Information about the 2012 Scholarships, including deadlines and application requirements.
The Asian Bar Association of Washington Student Scholarship Foundation (“ABAWSSF”) provides financial assistance in the form of scholarships to students of Asian heritage currently attending law schools in the state of Washington. Applicants are required to describe their contributions to the Asian Pacific Islander (“API”) community and their plans to contribute to the API community following graduation from law school. Applicants are also required to submit two letters of recommendation.
The Yamashita Scholarship is named after Takuji Yamashita (1874–1959). Mr. Yamashita was born in Japan, and emigrated to the United States in the 1890s. He graduated from Tacoma High School in two years, graduated with a law degree from the University of Washington in 1902, and passed the state bar exam. The WashingtonState Supreme Court issued a decision that Mr. Yamashita was not eligible to be an American, and therefore could not practice law. This decision was overturned, posthumously, nearly 100 years later on March 1, 2001.
The Sharon A. Sakamoto President's Scholarship is named after Sharon Sakamoto, who served as ABAW’s first President (and one of its founders) in 1988. Ms. Sakamoto’s law practice at Aoki & Sakamoto emphasizes meeting clients’ general business and estate planning needs. In addition to being active in the local and minority bar associations, she has also served on the boards of the Public Defender and Kawabe Memorial House.

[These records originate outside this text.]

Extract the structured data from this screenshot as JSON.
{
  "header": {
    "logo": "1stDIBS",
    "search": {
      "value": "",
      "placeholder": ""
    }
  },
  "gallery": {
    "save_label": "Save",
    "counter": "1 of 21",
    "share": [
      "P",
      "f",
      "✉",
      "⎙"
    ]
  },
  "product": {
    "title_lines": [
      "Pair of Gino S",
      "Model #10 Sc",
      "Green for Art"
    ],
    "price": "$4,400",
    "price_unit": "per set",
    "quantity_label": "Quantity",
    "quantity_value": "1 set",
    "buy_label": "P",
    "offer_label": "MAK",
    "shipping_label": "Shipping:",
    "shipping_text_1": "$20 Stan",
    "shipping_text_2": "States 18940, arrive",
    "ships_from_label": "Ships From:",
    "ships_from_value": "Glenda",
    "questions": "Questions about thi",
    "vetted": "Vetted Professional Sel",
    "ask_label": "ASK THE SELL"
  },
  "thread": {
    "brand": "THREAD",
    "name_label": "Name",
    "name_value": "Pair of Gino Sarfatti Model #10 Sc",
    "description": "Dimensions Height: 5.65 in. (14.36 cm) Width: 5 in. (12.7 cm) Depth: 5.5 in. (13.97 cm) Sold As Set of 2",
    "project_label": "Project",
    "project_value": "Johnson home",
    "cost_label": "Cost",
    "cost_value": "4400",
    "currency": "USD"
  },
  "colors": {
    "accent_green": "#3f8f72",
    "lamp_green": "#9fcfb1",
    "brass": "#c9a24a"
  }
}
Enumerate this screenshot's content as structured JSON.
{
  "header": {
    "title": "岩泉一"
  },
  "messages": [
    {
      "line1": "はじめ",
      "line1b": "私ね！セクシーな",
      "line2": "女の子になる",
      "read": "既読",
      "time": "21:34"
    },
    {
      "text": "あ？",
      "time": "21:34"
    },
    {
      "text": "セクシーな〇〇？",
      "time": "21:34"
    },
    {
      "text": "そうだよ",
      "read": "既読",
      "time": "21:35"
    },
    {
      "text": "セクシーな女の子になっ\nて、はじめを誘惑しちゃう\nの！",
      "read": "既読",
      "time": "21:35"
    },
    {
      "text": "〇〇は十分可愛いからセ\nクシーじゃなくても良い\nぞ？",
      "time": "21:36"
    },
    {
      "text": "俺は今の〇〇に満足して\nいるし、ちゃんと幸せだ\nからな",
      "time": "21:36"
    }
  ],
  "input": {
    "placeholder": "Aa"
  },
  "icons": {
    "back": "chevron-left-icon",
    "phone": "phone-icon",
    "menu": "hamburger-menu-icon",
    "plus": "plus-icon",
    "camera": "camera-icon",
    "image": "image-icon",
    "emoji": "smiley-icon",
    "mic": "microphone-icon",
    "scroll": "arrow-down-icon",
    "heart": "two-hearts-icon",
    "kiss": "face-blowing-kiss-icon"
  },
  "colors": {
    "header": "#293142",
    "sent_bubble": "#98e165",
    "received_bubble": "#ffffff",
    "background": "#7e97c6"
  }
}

The Northwest Minority Job Fair is sponsored and funded by a consortium of private and public sector employers. The Job Fair was created in 1987, and its mission is to foster access to employment opportunities for historically underrepresented persons in the practice of law and to provide a networking forum for legal employers and minority law students.